▶ Exercise prompt:
Return the data below exactly, minus the pictures.

Website and app data records:

+ + + +

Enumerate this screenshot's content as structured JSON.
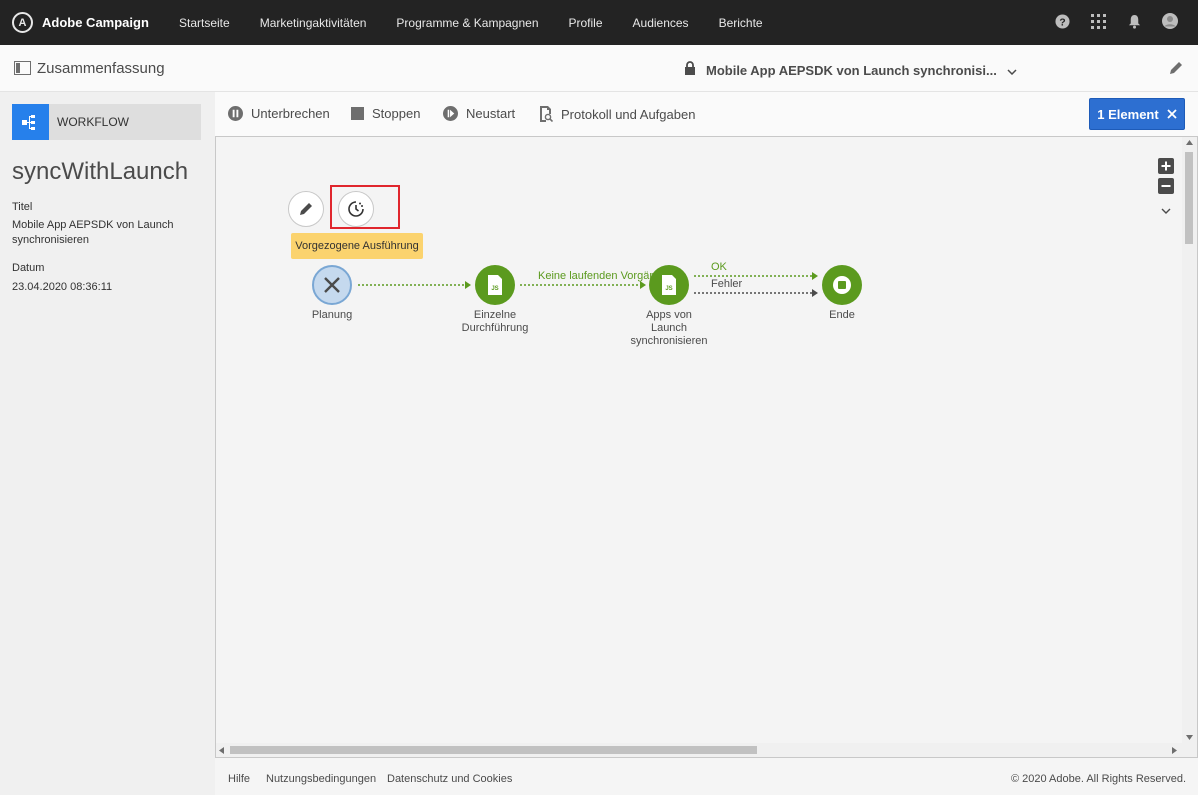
{
  "app": {
    "brand": "Adobe Campaign"
  },
  "nav": [
    "Startseite",
    "Marketingaktivitäten",
    "Programme & Kampagnen",
    "Profile",
    "Audiences",
    "Berichte"
  ],
  "header": {
    "summary_label": "Zusammenfassung",
    "workflow_title": "Mobile App AEPSDK von Launch synchronisi..."
  },
  "sidebar": {
    "tag": "WORKFLOW",
    "name": "syncWithLaunch",
    "title_label": "Titel",
    "title_value": "Mobile App AEPSDK von Launch synchronisieren",
    "date_label": "Datum",
    "date_value": "23.04.2020 08:36:11"
  },
  "toolbar": {
    "pause": "Unterbrechen",
    "stop": "Stoppen",
    "restart": "Neustart",
    "log": "Protokoll und Aufgaben",
    "selection": "1 Element"
  },
  "canvas": {
    "tooltip": "Vorgezogene Ausführung",
    "nodes": {
      "planung": "Planung",
      "einzelne_1": "Einzelne",
      "einzelne_2": "Durchführung",
      "apps_1": "Apps von",
      "apps_2": "Launch",
      "apps_3": "synchronisieren",
      "ende": "Ende"
    },
    "edges": {
      "keine": "Keine laufenden Vorgänge",
      "ok": "OK",
      "fehler": "Fehler"
    },
    "js_label": "JS"
  },
  "footer": {
    "help": "Hilfe",
    "terms": "Nutzungsbedingungen",
    "privacy": "Datenschutz und Cookies",
    "copyright": "© 2020 Adobe. All Rights Reserved."
  },
  "colors": {
    "accent": "#2d6fd1",
    "node_green": "#5b9a1e",
    "tooltip": "#fbd36e",
    "highlight_red": "#e0262d"
  }
}
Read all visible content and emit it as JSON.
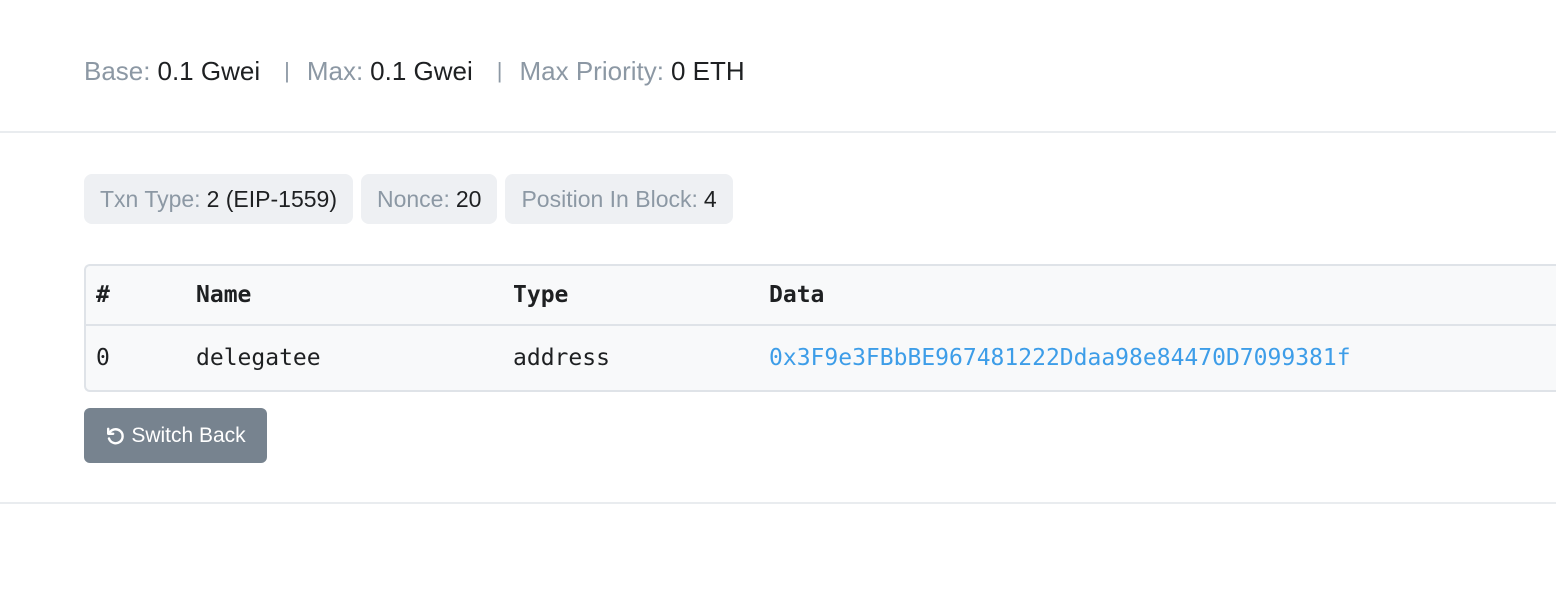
{
  "gas_fees": {
    "base_label": "Base:",
    "base_value": "0.1 Gwei",
    "max_label": "Max:",
    "max_value": "0.1 Gwei",
    "max_priority_label": "Max Priority:",
    "max_priority_value": "0 ETH",
    "separator": "|"
  },
  "attributes": {
    "txn_type_label": "Txn Type:",
    "txn_type_value": "2 (EIP-1559)",
    "nonce_label": "Nonce:",
    "nonce_value": "20",
    "position_label": "Position In Block:",
    "position_value": "4"
  },
  "input_data_table": {
    "headers": [
      "#",
      "Name",
      "Type",
      "Data"
    ],
    "rows": [
      {
        "index": "0",
        "name": "delegatee",
        "type": "address",
        "data": "0x3F9e3FBbBE967481222Ddaa98e84470D7099381f"
      }
    ]
  },
  "actions": {
    "switch_back_label": "Switch Back",
    "switch_back_icon": "undo-icon"
  },
  "colors": {
    "link": "#3d9de8",
    "button_bg": "#77838f",
    "muted_label": "#8c98a4"
  }
}
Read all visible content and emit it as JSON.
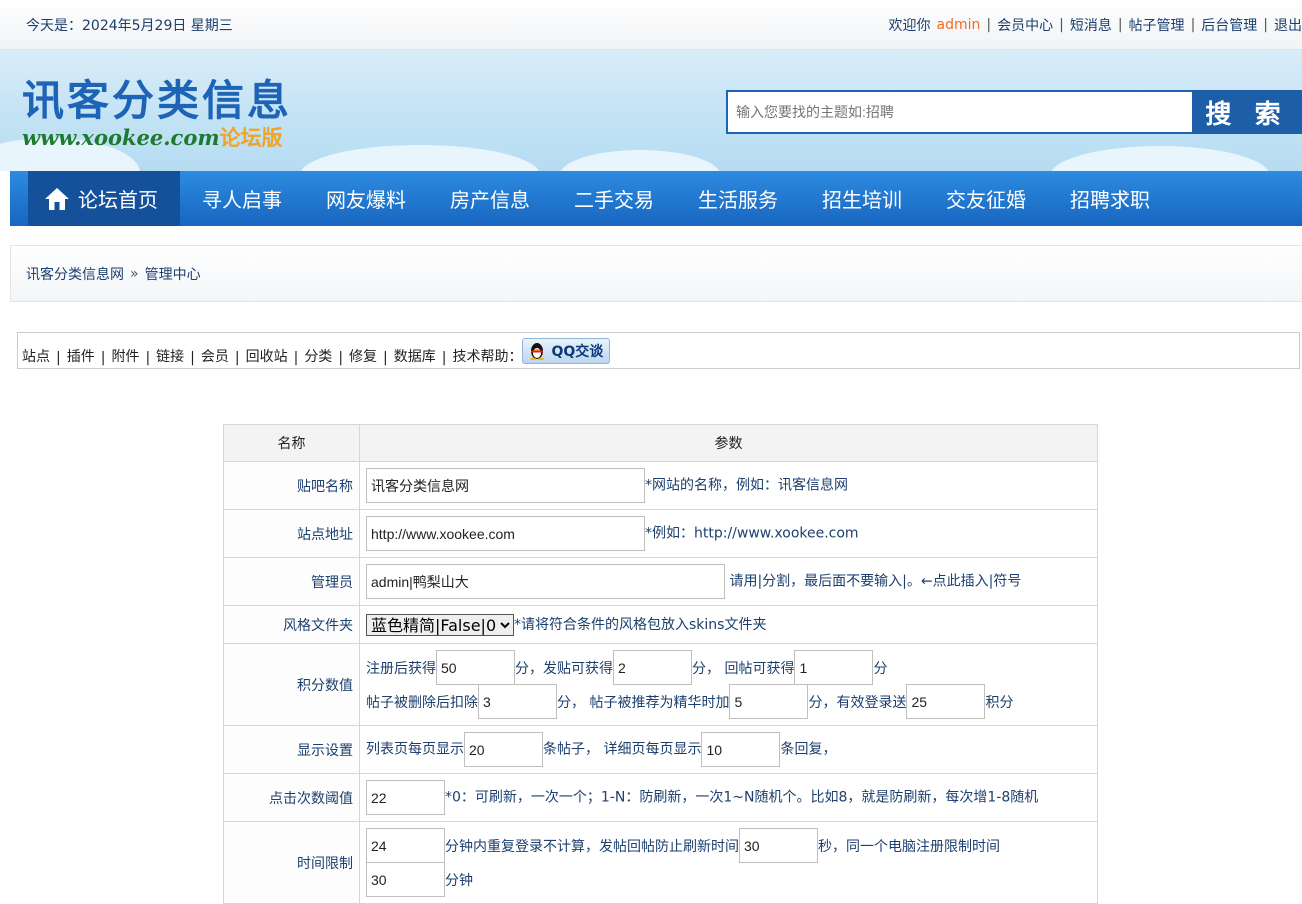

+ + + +

▶ Your solution:
Enumerate this screenshot's content as structured JSON.
{
  "app": {
    "brand": "Adobe Campaign"
  },
  "nav": [
    "Startseite",
    "Marketingaktivitäten",
    "Programme & Kampagnen",
    "Profile",
    "Audiences",
    "Berichte"
  ],
  "header": {
    "summary_label": "Zusammenfassung",
    "workflow_title": "Mobile App AEPSDK von Launch synchronisi..."
  },
  "sidebar": {
    "tag": "WORKFLOW",
    "name": "syncWithLaunch",
    "title_label": "Titel",
    "title_value": "Mobile App AEPSDK von Launch synchronisieren",
    "date_label": "Datum",
    "date_value": "23.04.2020 08:36:11"
  },
  "toolbar": {
    "pause": "Unterbrechen",
    "stop": "Stoppen",
    "restart": "Neustart",
    "log": "Protokoll und Aufgaben",
    "selection": "1 Element"
  },
  "canvas": {
    "tooltip": "Vorgezogene Ausführung",
    "nodes": {
      "planung": "Planung",
      "einzelne_1": "Einzelne",
      "einzelne_2": "Durchführung",
      "apps_1": "Apps von",
      "apps_2": "Launch",
      "apps_3": "synchronisieren",
      "ende": "Ende"
    },
    "edges": {
      "keine": "Keine laufenden Vorgänge",
      "ok": "OK",
      "fehler": "Fehler"
    },
    "js_label": "JS"
  },
  "footer": {
    "help": "Hilfe",
    "terms": "Nutzungsbedingungen",
    "privacy": "Datenschutz und Cookies",
    "copyright": "© 2020 Adobe. All Rights Reserved."
  },
  "colors": {
    "accent": "#2d6fd1",
    "node_green": "#5b9a1e",
    "tooltip": "#fbd36e",
    "highlight_red": "#e0262d"
  }
}
Read all visible content and emit it as JSON.
{
  "gas_fees": {
    "base_label": "Base:",
    "base_value": "0.1 Gwei",
    "max_label": "Max:",
    "max_value": "0.1 Gwei",
    "max_priority_label": "Max Priority:",
    "max_priority_value": "0 ETH",
    "separator": "|"
  },
  "attributes": {
    "txn_type_label": "Txn Type:",
    "txn_type_value": "2 (EIP-1559)",
    "nonce_label": "Nonce:",
    "nonce_value": "20",
    "position_label": "Position In Block:",
    "position_value": "4"
  },
  "input_data_table": {
    "headers": [
      "#",
      "Name",
      "Type",
      "Data"
    ],
    "rows": [
      {
        "index": "0",
        "name": "delegatee",
        "type": "address",
        "data": "0x3F9e3FBbBE967481222Ddaa98e84470D7099381f"
      }
    ]
  },
  "actions": {
    "switch_back_label": "Switch Back",
    "switch_back_icon": "undo-icon"
  },
  "colors": {
    "link": "#3d9de8",
    "button_bg": "#77838f",
    "muted_label": "#8c98a4"
  }
}
Read all visible content and emit it as JSON.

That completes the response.